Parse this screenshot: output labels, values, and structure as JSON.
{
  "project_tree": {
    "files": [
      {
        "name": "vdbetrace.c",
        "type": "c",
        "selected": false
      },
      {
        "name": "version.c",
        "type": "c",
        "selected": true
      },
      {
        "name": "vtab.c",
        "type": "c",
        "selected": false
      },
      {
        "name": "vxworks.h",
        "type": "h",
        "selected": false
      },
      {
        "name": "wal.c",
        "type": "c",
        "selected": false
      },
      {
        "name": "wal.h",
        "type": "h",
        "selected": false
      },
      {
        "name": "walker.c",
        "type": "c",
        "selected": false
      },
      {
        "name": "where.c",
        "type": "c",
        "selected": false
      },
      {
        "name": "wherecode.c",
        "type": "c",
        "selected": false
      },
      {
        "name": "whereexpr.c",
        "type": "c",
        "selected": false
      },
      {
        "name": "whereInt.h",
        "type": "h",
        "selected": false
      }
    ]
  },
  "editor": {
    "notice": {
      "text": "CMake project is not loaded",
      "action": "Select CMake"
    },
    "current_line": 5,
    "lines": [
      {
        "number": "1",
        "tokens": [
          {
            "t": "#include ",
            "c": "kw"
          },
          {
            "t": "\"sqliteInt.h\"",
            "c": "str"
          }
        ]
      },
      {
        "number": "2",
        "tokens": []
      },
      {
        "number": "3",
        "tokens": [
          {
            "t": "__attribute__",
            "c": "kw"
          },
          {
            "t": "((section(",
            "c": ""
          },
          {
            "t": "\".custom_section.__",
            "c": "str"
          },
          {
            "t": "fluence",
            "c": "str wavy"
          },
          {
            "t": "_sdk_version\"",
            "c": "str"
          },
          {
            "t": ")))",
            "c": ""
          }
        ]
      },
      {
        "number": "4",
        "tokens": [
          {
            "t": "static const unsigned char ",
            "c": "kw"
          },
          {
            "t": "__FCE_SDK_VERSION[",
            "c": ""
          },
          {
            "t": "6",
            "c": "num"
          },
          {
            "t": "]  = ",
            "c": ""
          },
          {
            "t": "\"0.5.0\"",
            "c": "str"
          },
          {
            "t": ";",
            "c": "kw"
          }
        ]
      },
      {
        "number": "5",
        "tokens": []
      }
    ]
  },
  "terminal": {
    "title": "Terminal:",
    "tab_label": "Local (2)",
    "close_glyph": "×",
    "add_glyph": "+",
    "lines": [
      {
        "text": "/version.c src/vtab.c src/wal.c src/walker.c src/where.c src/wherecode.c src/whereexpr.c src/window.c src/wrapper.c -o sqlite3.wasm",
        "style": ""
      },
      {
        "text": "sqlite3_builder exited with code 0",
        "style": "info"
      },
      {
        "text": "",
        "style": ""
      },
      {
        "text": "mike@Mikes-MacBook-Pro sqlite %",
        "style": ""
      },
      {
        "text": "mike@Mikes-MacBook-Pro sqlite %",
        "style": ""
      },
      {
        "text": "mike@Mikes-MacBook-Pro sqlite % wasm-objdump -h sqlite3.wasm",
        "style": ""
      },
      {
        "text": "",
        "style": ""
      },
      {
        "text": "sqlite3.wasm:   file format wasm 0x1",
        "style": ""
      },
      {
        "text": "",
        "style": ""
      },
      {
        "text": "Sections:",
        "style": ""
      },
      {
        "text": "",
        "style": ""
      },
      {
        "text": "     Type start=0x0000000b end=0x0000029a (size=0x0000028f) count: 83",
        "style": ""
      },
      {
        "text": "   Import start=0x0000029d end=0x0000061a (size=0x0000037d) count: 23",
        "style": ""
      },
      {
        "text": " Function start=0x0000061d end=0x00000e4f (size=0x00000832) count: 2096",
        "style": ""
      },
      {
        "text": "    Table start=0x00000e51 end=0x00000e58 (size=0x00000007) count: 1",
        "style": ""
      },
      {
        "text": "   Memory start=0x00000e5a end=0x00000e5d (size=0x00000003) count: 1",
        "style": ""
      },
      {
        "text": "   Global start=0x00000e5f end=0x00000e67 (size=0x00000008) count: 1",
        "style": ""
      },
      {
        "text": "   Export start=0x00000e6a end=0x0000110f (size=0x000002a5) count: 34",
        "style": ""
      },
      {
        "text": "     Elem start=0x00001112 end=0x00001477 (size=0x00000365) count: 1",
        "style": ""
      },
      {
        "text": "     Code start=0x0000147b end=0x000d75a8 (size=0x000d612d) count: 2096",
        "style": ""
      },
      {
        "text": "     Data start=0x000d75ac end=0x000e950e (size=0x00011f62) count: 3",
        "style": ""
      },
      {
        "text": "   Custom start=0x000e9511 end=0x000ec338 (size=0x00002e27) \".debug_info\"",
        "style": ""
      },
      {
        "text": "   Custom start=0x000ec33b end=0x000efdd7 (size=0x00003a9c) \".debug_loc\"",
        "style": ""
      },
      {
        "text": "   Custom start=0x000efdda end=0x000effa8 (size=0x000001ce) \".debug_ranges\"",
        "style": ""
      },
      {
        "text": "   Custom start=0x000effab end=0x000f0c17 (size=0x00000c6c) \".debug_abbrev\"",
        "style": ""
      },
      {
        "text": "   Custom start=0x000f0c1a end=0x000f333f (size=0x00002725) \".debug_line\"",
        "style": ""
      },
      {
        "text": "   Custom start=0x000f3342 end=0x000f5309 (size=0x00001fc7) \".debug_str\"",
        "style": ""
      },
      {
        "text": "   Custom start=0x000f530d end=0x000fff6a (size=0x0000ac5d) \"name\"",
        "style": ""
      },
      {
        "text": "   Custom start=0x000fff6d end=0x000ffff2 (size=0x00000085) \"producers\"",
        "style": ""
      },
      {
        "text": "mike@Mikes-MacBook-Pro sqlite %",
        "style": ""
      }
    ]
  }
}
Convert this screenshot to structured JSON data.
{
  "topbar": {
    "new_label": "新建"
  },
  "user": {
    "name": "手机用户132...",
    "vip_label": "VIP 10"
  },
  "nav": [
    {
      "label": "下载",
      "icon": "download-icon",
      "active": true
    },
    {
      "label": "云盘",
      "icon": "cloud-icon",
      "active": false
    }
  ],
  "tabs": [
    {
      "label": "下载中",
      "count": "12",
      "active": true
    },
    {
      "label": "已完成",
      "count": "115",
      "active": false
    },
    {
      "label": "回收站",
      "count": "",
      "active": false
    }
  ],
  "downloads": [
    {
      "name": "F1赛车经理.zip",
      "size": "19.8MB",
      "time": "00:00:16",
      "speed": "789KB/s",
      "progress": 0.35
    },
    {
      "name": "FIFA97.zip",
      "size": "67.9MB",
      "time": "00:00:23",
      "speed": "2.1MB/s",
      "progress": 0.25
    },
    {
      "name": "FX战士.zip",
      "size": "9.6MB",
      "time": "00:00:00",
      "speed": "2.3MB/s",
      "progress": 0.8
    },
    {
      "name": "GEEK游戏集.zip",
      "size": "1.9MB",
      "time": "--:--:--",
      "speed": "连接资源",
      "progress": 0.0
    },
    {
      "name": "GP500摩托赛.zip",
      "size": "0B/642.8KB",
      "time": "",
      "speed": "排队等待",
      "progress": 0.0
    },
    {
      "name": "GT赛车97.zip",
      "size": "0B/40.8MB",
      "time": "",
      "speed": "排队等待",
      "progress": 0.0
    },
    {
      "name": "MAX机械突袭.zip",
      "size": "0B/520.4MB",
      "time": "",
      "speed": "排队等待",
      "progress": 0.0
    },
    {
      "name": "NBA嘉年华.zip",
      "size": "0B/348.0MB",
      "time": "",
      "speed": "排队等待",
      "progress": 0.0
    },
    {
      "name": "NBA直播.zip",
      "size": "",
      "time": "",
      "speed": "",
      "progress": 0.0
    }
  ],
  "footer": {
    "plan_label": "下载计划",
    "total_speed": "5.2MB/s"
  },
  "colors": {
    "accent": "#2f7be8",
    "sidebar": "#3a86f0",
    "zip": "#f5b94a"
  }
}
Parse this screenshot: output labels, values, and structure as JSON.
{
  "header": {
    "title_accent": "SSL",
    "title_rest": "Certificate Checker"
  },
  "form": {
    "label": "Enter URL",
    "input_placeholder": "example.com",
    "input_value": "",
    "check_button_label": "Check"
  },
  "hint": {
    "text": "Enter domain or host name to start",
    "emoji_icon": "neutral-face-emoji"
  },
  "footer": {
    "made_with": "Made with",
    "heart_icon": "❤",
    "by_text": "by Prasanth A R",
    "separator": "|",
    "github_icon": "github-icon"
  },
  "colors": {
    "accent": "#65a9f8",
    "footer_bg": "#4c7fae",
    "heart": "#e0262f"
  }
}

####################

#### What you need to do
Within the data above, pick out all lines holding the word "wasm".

#### Exercise output
        "text": "/version.c src/vtab.c src/wal.c src/walker.c src/where.c src/wherecode.c src/whereexpr.c src/window.c src/wrapper.c -o sqlite3.wasm",
        "text": "mike@Mikes-MacBook-Pro sqlite % wasm-objdump -h sqlite3.wasm",
        "text": "sqlite3.wasm:   file format wasm 0x1",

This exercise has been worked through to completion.